Even though the most famous film festival in the Czech Republic takes place in Karlovy Vary, Prague film fans also have their own chance for an annual taste of the best of world cinema - Febiofest. The Prague part of the festival ended last Friday, but the event now continues in other Czech towns and will later move on to Slovakia.
Febiofest is not a typical film festival; it is a special event for fans of films which cannot usually be seen in cinemas. Whereas in recent years the festival has featured a number of interesting films from Scandinavian countries, this time it shifted its focus to a different part of the world, says Febiofest art director Tereza Brdeckova.
"We have a little bit less of Nordic films this time. It is because we've presented a lot of them in the past years and we would like to present some other cultures too. We have a bit more films from what people call 'the crisis territory'. We have a whole cinema dedicated to this territory, where we show Georgian, Azeri, Iranian, Iraqi and Israeli films."
There has been great interest among visitors especially in the world premier of the Iraqi film "Underexposure". The story of a man who tries to capture the day to day reality of crumbling Baghdad is the first film made in Iraq since the overthrow of the Saddam Hussein's regime.
The film festival also brought some international stars to Prague, such as the American film director Hal Hartley or the Spanish director Carlos Saura. Swedish film maker Leena Hanno Clyne presented her new film "Falling Beauty". As she says even though the film tackles social problems of current Swedish society, she believes it can be familiar for a Czech viewer as well.
"I think my film could have quite a few similarities especially with the 'Eastern countries', because similar to Sweden, they have also fallen - for good and for bad. Like my country has fallen - for good and for bad - from being a semi-capitalist country, that valued solidarity, to a real capitalist country."
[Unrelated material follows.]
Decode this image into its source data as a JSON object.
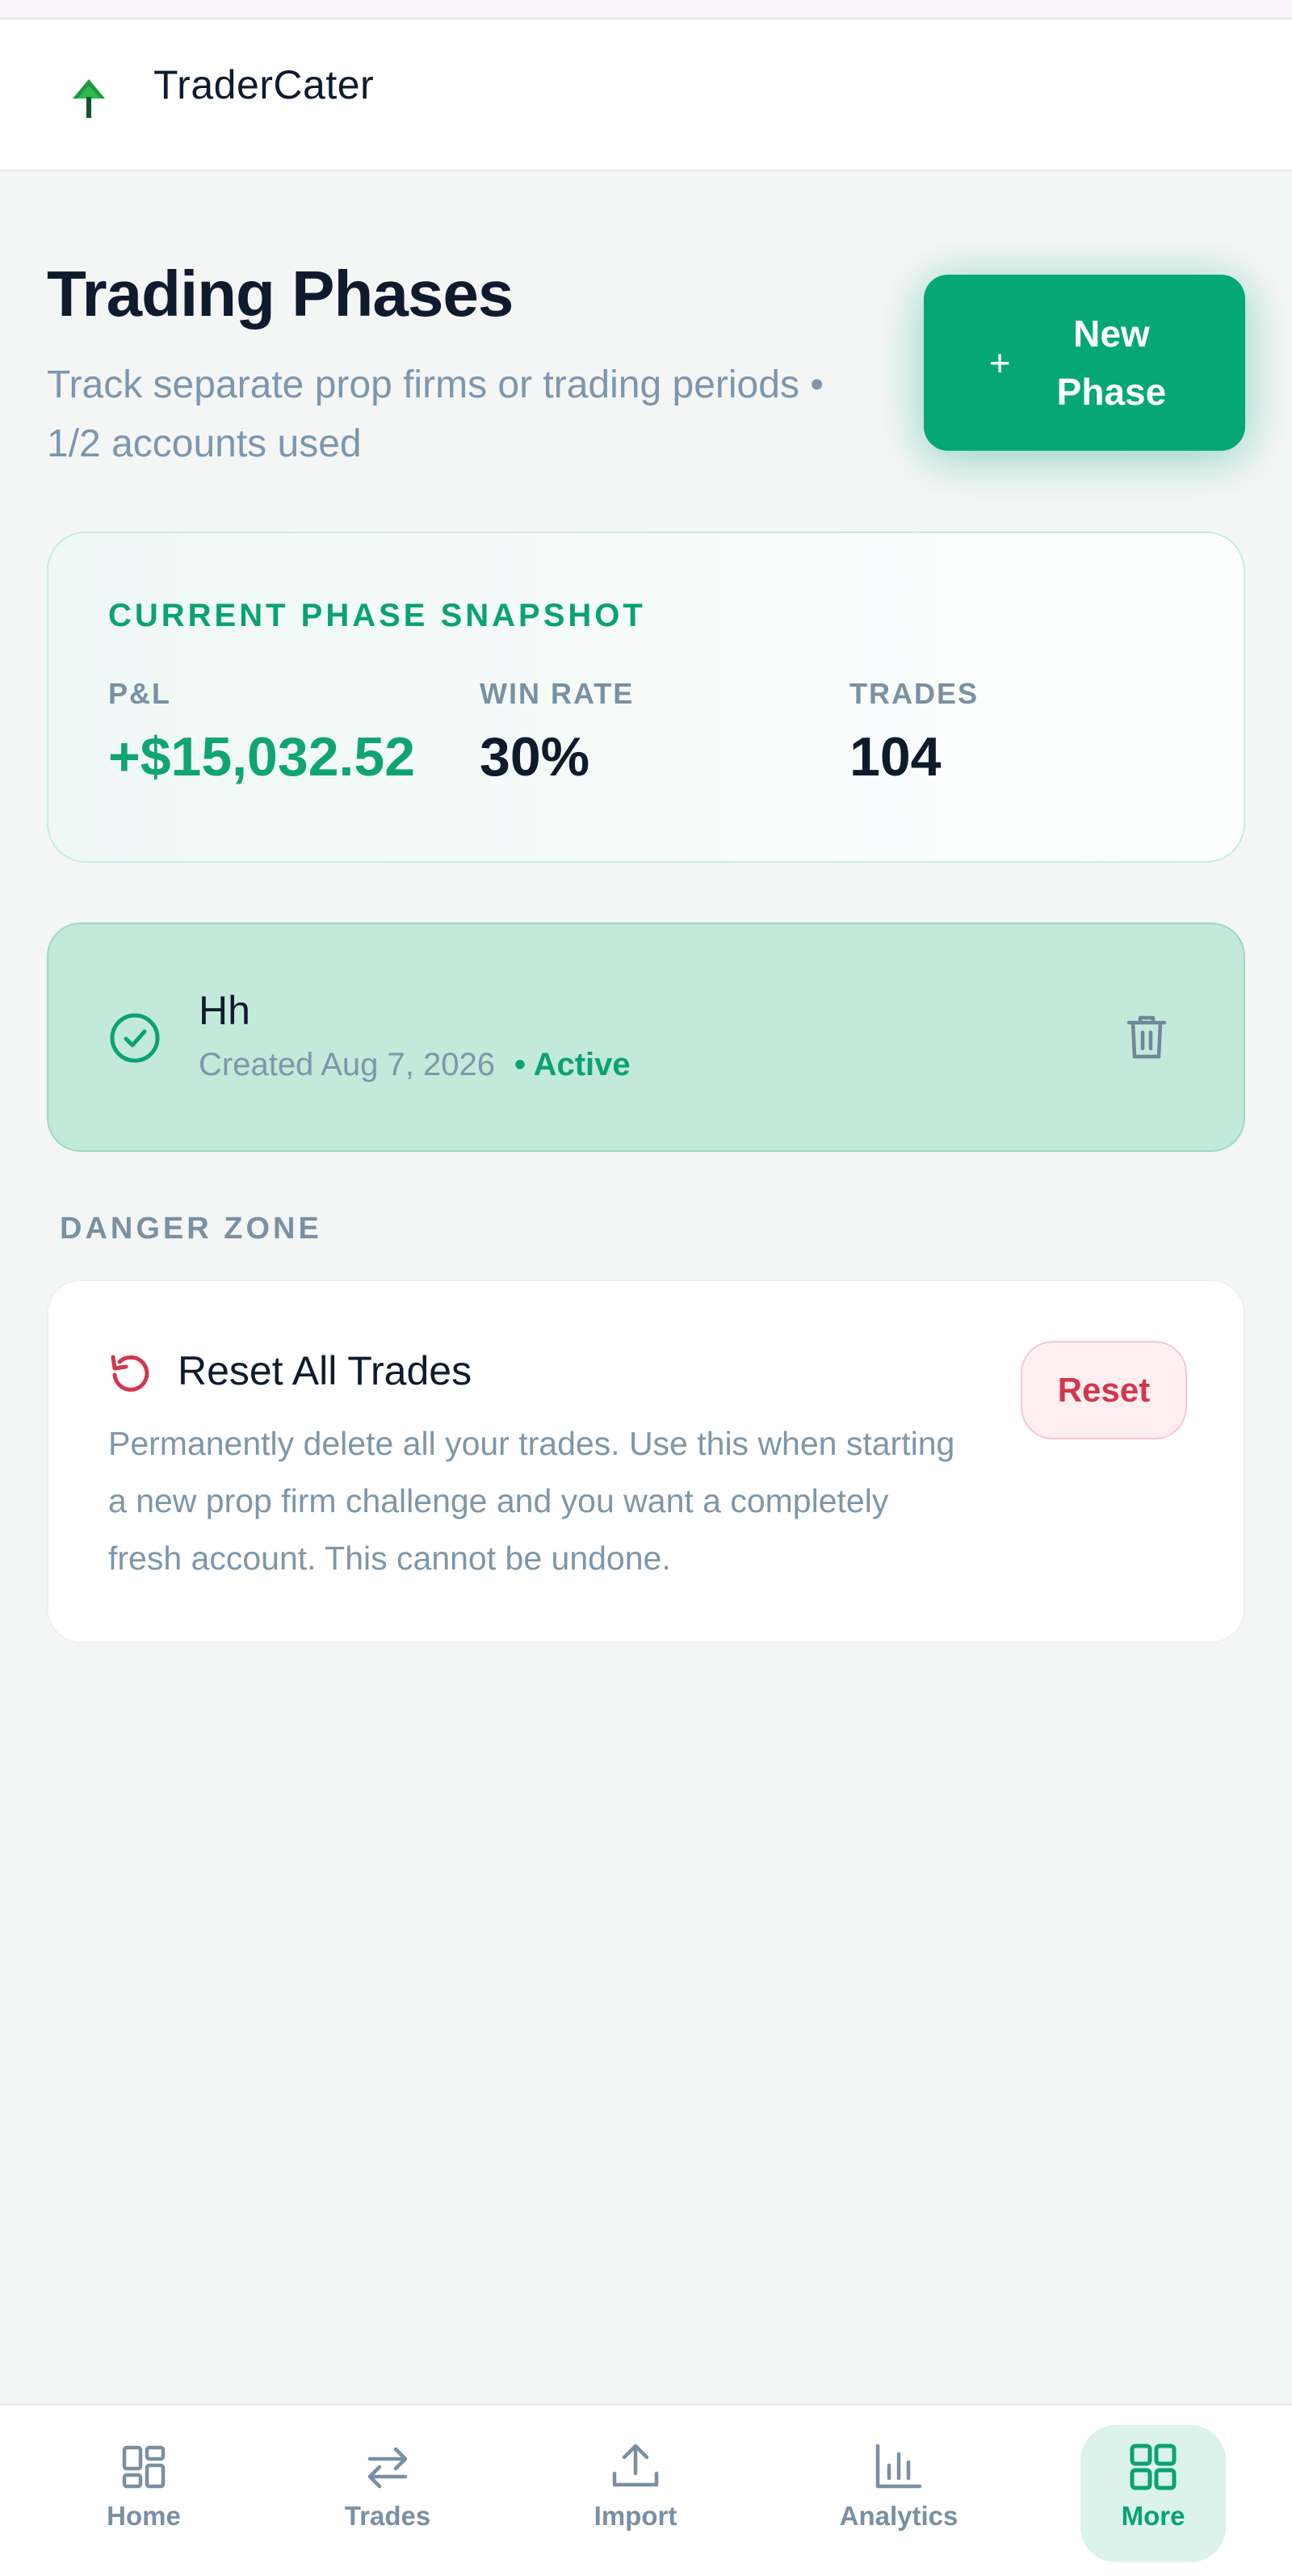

Apart from featuring films from different countries and presenting some interesting figures of independent cinema Febiofest every year also chooses a special theme in Czech cinema to which it dedicates a minor part of the festival. This year it focused on Czech national history, says Febiofest program director Premysl Martinek.
"We present a selection of sixteen films shot between 1934 and 2001. So there is a wide selection of films made under the censorship of the Communist regime, as well as films which were trying to break this censorship in the sixties and films that focused on the topic of the Second World War and Communist totalitarian system here in the Czech Republic."
Even though Febiofest is officially a non-competition festival it does grant the special Kristian awards. This time the "Kristian for lifelong contribution to world cinema" was given to Spanish director Carlos Saura.
Czech PM at centre of new scandal over his son’s shocking revelations
PM's son claims he was forcibly detained in Crimea by his father’s associates
Czech folk artist’s award from Vladimir Putin sparks controversy
Camera traps shed new light on wildcat presence in Czech Republic
Czech PM at security conference: We need to speak more about Schengen, less about the euro